Skip to main content

9th March 2022

Déjà review: ALICIA – an immersive rock opera

Jessica Hamilton deja reviews ALICIA – An Immersive Rock Opera at Manchester Cathedral
Déjà review: ALICIA – an immersive rock opera
Photo: Beyond Theatre.

Written by Jessica Hamilton.

On a peculiar girls’ night out, which started in The Moon Under Water (Wetherspoons), I found myself in Manchester Cathedral, watching a rock opera about a Witch named Alicia. I wasn’t sure if it was the three blue lagoons that I drank shortly beforehand, but I hadn’t a clue what was going on. It was only with the help of the programme that I discovered the simple premise which was Love and Hate. It wasn’t long into the performance that I realised I leaned towards the latter.

The ambivalent theme ran throughout the show, however, I did not feel as though any character even remotely embodied the passion it takes to both love and hate. The two lovers appeared less star-crossed and more forced together at a Year Six school disco.

I admit, I may have set my expectations too high. After rewatching American Horror Story: Coven twice during Lockdown, I thought anything involving Witches would be interesting. Yet, as the show progressed, so did my disappointment.

The soundtrack appeared promising, beginning with a captivating cover of Donavan’s ‘Season of the Witch’. I was initially excited and thought that more powerful renditions were to come. However, what actually followed was a confusing compilation of songs which failed to enhance the plot, leaving the audience feeling as though they may have stepped into a karaoke bar in the 1970s.

I can’t deny any of the singers’ abilities, and the actors were clearly professionally trained. Yet, there was a lack of substance to their performances. The emphasis on the operatic voices meant that the depth and soul of the original music was missing, and I hated having to listen to the butchering of three Nina Simone songs.

The setting of the beautiful Manchester Cathedral could have made for a brilliant performance. The lighting and special effects were ostensibly impressive, creating an eerie and exhilarating atmosphere. Yet, in relation to the story, I found these quite predictable; the red flashing lights were too often used to indicate the anger of the characters. I found the choice less profound and more epilepsy-inducing.
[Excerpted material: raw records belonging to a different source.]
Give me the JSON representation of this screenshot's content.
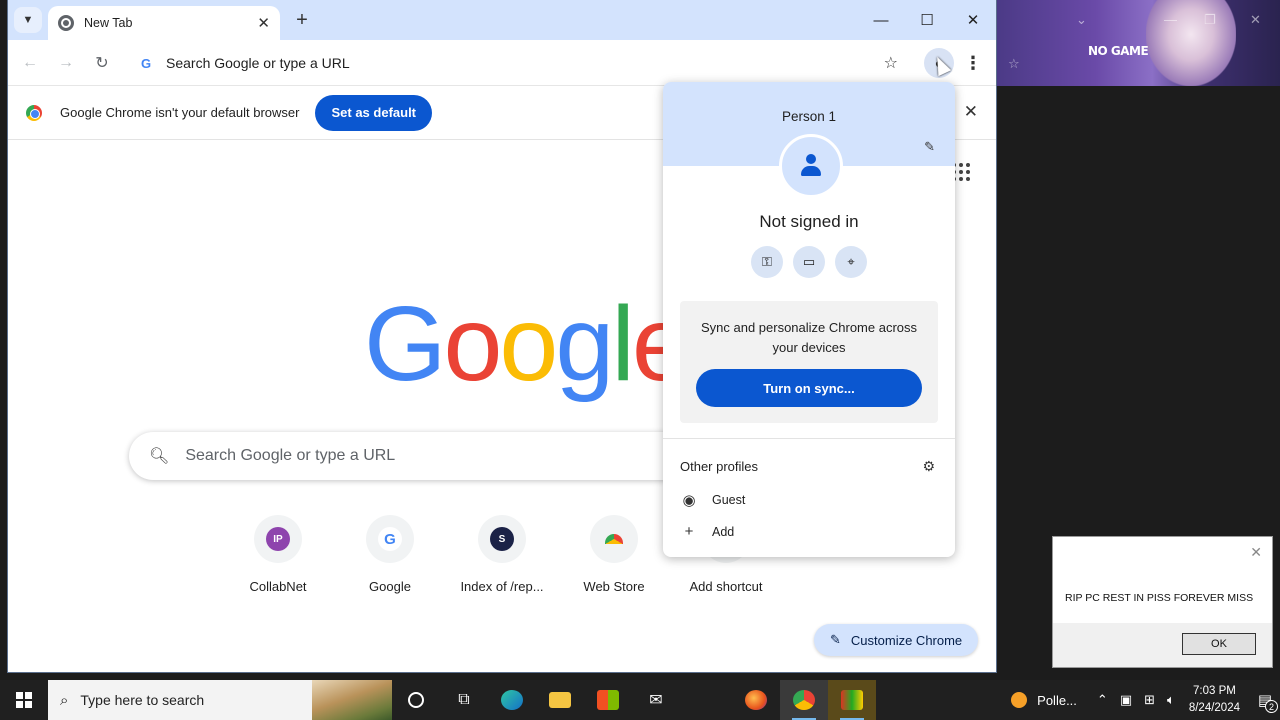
{
  "browser": {
    "tab_title": "New Tab",
    "omnibox_placeholder": "Search Google or type a URL",
    "infobar_message": "Google Chrome isn't your default browser",
    "set_default_label": "Set as default"
  },
  "ntp": {
    "logo_text": [
      "G",
      "o",
      "o",
      "g",
      "l",
      "e"
    ],
    "search_placeholder": "Search Google or type a URL",
    "shortcuts": [
      {
        "label": "CollabNet",
        "badge": "IP",
        "color": "#8e44ad"
      },
      {
        "label": "Google",
        "badge": "G",
        "color": "#ffffff"
      },
      {
        "label": "Index of /rep...",
        "badge": "S",
        "color": "#1b2247"
      },
      {
        "label": "Web Store",
        "badge": "",
        "color": "#e94235"
      },
      {
        "label": "Add shortcut",
        "badge": "+",
        "color": "#ffffff"
      }
    ],
    "customize_label": "Customize Chrome"
  },
  "profile_menu": {
    "name": "Person 1",
    "status": "Not signed in",
    "sync_message": "Sync and personalize Chrome across your devices",
    "sync_button": "Turn on sync...",
    "other_profiles_label": "Other profiles",
    "guest_label": "Guest",
    "add_label": "Add"
  },
  "dialog": {
    "message": "RIP PC REST IN PISS FOREVER MISS",
    "ok_label": "OK"
  },
  "wallpaper": {
    "logo_text": "NO GAME"
  },
  "taskbar": {
    "search_placeholder": "Type here to search",
    "weather_label": "Polle...",
    "time": "7:03 PM",
    "date": "8/24/2024",
    "notification_count": "2"
  }
}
Instead of appreciating the performance, I found myself distracted by the questionable costume and props included. During the recital of one of my favourite Fleetwood Mac songs, I was preoccupied on the combination of the actor’s chosen decision of skinny jeans and flip-flops, wondering if this was a popular fashion choice in the 1600s.

If it’s any consolation, ALICIA did initiate a lot of (confused) conversation in the group I was with.

More Coverage

Live at The Fête of Britain review: A humorous address of the modern world

Uniting art, comedy, politics and activism, Live at The Fête of Britain provoked an important discussion about the most pressing issues of our time

UMMTS’ Timey Wimey review: A Doctor Whosical

Even if you are not a Whovian the UMMTS’ production will take you on a mesmerising journey through the most iconic features of the Whoniverse

Blue Beard review: Problematic and distasteful plastic feminism

In production with Wise Children theatre company, Emma Rice’s new adaptation of Blue Beard uses circus tricks, smoke, and mirrors to dance around the genuine issues it is trying to tackle

Rocky Horror Show review: The show that never disappoints

Be a feather-bowered spectator to the unravelling secrets of the sweet transvestites from Transexual, Transylvania.